But what about you guys? How do you choose what your criteria will be? When do you know your dog is ready for the next step? How quickly do you move? What problems have you had, and what do you think you might do differently? Let me know!

Sunday, May 1, 2011

This is a stressed dog?

Last weekend, my husband and I went to a Sarah Kalnjas seminar, hosted by Paws Abilities Dog Training. The seminar was great, but that's not what I want to talk about today (don't worry- I'll tell you all about it if/when I ever finish my posts on Clicker Expo!). Instead, I want to tell you how awesome my dog is.

The seminar was held in Rochester, MN, which is about a ninety minute drive each way from where I live. Because that would be a lot of driving, and because we wanted to hang out with all our cool Rochester dog friends, my husband and I decided to stay in a hotel for the weekend. Since it was Easter weekend, though, we couldn't leave Maisy with her usual puppy-sitters, which meant that we had to bring her with.

Hotels can be stressful places for dogs: it's an unfamiliar environment and there are lots of strange noises. Maisy has stayed in hotels before, and generally finds them difficult to cope with. Still, I was hopeful that given her medication, and her recent good experiences with stressful environments, it would go better than it has in the past.

It did, though it didn't go as well as I had hoped. The first night, she barked, growled or alerted to every single little noise. This was complicated by the fact that this hotel had fairly poor sound-proofing, and no fan in the bathroom (which I always use for white noise). Still, she did settle in and sleep through the night okay. I got her out of the room at lunch, and spent an hour throwing a ball for her in a nearby park after the seminar finished for the day, but she was moving just a bit quicker than usual, and taking treats a little harder- both signs of stress.

The second night actually went better, which surprised me. Usually when under stress, she does worse as time goes on if the source of her stress is not abated. But that night, she only barked once, and that was when someone rattled on our door at 11pm- a perfectly reasonable reaction, and one I rather liked. It seemed as though she was getting used to the environment.

Despite this, she had a harder time navigating the hotel hallways on Sunday morning, and did lunge at a couple people. I found this disheartening. I know that she's a recovering reactive dog, and as such, is prone to relapsing. Beyond that, even "normal" dogs have stressful moments, but still... It was hard to see her so stressed.

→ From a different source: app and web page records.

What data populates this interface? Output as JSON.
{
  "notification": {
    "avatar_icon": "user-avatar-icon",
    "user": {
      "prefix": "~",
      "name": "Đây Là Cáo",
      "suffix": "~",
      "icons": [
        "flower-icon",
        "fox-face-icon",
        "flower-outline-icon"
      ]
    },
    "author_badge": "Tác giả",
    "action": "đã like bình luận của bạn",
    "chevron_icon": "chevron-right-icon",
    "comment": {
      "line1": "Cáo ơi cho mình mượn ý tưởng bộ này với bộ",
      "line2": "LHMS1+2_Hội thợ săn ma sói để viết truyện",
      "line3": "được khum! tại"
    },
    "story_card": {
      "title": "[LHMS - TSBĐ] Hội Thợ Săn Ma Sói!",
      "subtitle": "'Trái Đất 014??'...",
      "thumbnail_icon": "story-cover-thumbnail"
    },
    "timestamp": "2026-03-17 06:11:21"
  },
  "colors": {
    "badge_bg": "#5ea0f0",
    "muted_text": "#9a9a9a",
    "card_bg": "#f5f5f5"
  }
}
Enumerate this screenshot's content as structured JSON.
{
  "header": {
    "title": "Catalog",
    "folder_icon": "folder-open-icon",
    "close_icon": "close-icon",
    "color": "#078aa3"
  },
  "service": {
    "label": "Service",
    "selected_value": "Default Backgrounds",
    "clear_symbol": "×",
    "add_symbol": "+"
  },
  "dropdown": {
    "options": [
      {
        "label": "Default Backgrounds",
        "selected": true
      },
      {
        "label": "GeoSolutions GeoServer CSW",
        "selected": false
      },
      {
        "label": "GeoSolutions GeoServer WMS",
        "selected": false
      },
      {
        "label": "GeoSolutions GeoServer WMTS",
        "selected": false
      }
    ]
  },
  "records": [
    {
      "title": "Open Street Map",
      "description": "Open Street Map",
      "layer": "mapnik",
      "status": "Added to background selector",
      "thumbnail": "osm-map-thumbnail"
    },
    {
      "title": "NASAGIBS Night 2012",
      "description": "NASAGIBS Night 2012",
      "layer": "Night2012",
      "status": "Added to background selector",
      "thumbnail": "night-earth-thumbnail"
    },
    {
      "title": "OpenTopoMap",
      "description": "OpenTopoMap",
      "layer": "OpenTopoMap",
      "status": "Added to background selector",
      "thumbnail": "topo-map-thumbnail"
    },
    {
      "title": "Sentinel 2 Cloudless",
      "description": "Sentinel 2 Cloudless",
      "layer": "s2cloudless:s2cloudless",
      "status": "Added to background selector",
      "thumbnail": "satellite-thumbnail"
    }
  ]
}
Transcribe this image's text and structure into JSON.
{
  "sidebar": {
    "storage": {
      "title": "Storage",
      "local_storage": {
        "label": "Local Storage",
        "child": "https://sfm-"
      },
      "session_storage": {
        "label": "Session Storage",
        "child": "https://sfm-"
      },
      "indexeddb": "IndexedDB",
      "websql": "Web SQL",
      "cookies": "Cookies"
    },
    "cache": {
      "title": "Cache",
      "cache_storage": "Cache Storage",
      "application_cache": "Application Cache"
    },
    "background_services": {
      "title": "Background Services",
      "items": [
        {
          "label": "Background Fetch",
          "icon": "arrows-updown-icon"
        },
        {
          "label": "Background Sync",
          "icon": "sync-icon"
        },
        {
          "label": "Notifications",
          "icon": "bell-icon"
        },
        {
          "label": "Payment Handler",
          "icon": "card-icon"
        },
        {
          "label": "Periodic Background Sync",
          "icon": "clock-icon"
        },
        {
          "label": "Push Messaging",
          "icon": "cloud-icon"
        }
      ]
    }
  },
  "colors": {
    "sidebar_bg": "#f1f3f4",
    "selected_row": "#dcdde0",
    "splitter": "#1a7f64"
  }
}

All of which is to provide some context for this video:

Does this look like a stressed dog to you?

Seriously, this video was taken on Sunday during the lunch break- so after she's spent over 36 hours in a pretty stressful environment. Although the room isn't overly crowded, there are quite a few people in there, and most of them are strangers (she did meet a few of them the day before). Although she does shy away from someone part way through the video, it's a pretty minor reaction (and the only time I saw her do it all weekend).

The best part is that she recovered quite well from all the stress. We returned home that night, and she slipped right back into our daily routine. She did have two outbursts in reactive dog class on Tuesday- so I know the stress was still affecting her- but she was able to cope quite well at home. This is a huge difference from last fall, when she had a very hard time recovering from Thanksgiving weekend with my parents

Again, I'm just so thrilled with how Maisy is doing. I know the medication has helped her a lot, and it's fun to see her true personality shine through as a result. It's fun to see her being such a social butterfly, to see her being so much more confident and willing to interact with people. And the coolest part is this is how she acts when stressed. I actually had people look at me disbelievingly when I told them this was my reactive dog. Sarah Kalnajs herself said she wouldn't have known Maisy's a "problem dog" unless I'd told her.

But that's probably because she's not. For all that she has reactive tendencies, she's really becoming pretty darn normal.